While it took
only four days to record the CD, it took a year and a half for Micek
to mix it. "It only took that long because they wouldn't let
me record it again," Micek said. "I've recorded stuff
before that and since, and it all sounds better than this."
Maybe so, but
it's still one of the best local recordings you'll find. Clean and
precise, each instrument and sassy vocal is perfectly separated
and balanced, but combine for a brutal sonic punch to the groin.
The best way
to find it is at Saturday's CD release show or in local record stores.
The band said it's not eager to shop the disc to labels. "If
someone wants to put it out, fine," Micek said. "We don't
expect too much out of it."
There also are
no plans to tour, though they probably could. Little works at Homer's
and Ted & Wally's; Alderfer builds guitar pedals while Micek
has a more formal day job installing heating and cooling.
tour as well," Micek said. "I haven't seen a need to do
it. It's kind of stupid to go on tour if you don't have something
to leave behind."
Until six months
ago, they didn't even have T-shirts. Now they do, complete with
an illustration that, again, is tied to a movie theme -- the Johnny
Depp vehicle The Ninth Gate. "The (T-shirt's) image
looks like a die cut engraving. It's one of a series of nine,"
Little said "The plan was to make a T shirt for each one."
if all nine Stay Awake fans are in one room, the gates of hell would
open," Micek remarked snarkily.
for our band is that we think of ourselves as DIY," Little
said. "We're not interested in being part of the industry.
We make music to make music."
we're a band's band," Alderfer said. "People in other
bands approach us after shows. What we do appeals to musicians more
who play music obviously pay attention to how it's made," Micek
said. "Most people don't spend time forming opinions. They
like what they like.
If they listened to what we're saying, they'd probably be alienated
anyway. We don't care what anyone thinks of us."
I like it when someone approaches me after a show," Alderfer
it, but that's not what were in it for," Micek replied.
And so the arguing
continued, back and forth, beer after beer. "The main reason
we work so well together is because we're so adversarial,"
Micek said. "We don't agree with each other about anything.

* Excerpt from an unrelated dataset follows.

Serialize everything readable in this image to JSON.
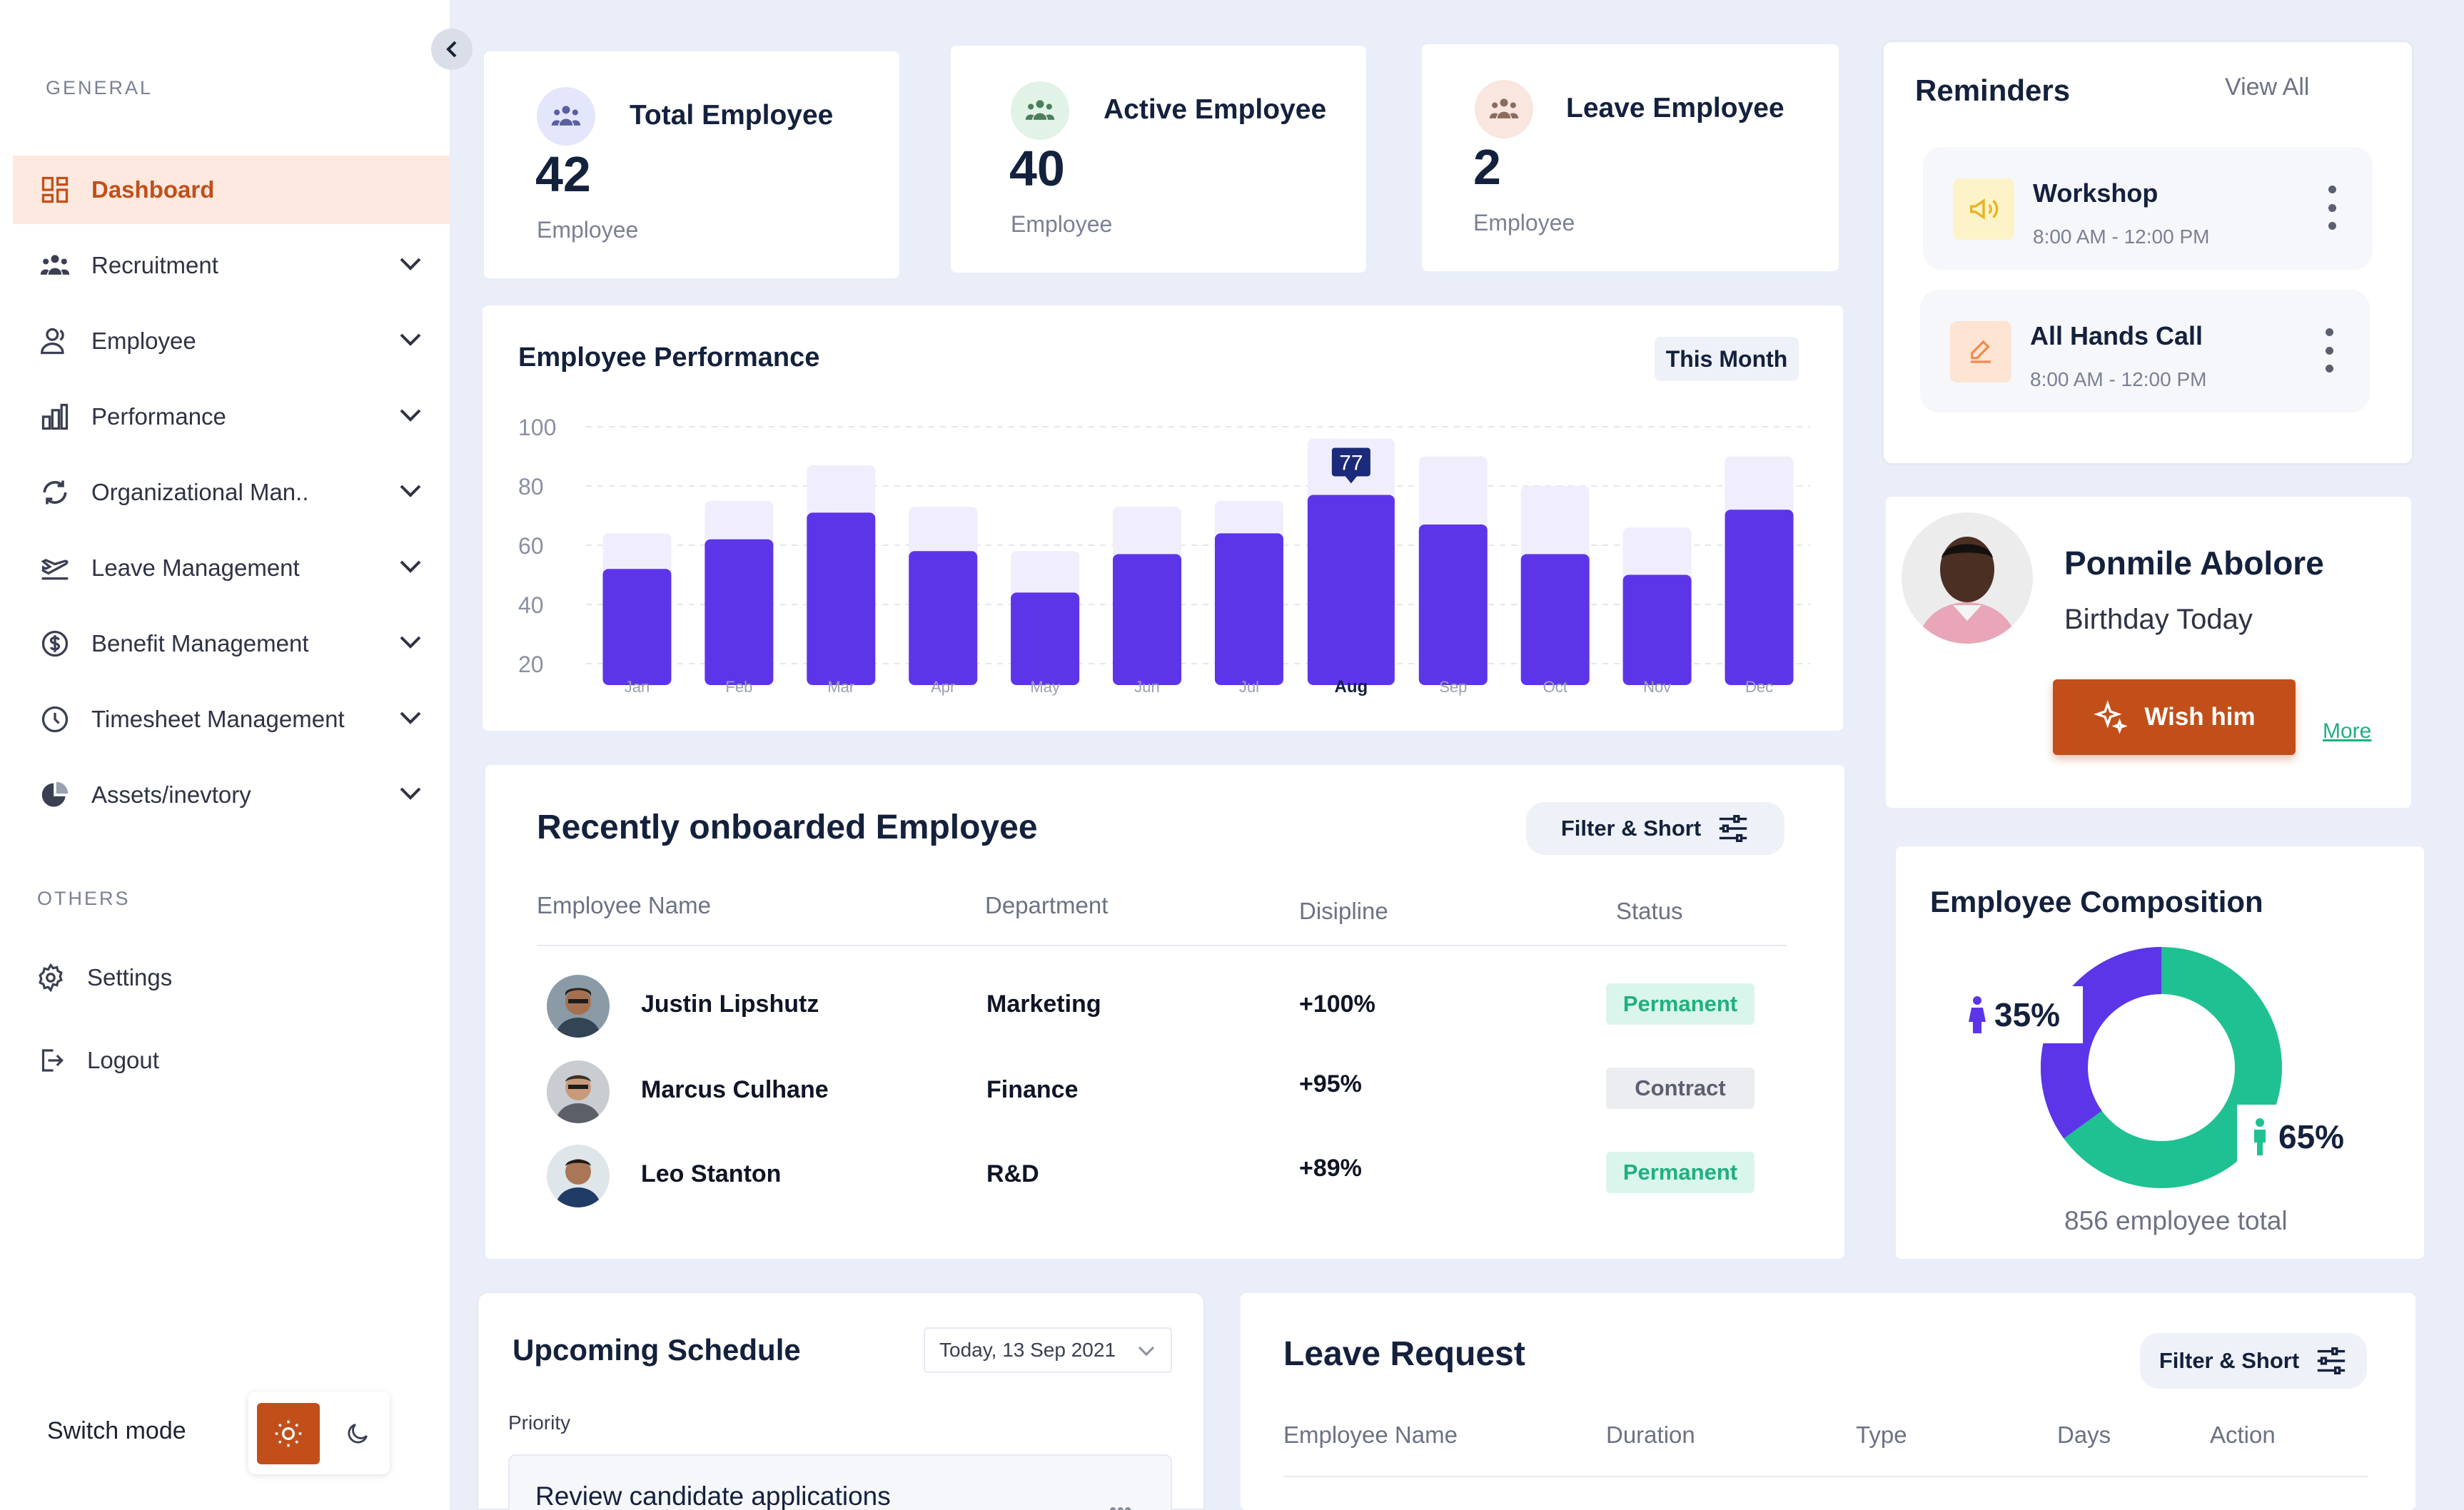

We're pushing squares into round holes."
Published in The Omaha Reader Jan. 24, 2008.
Copyright © 2008 Tim McMahan. All rights reserved.
Photo by Sean Welch. Used by permission.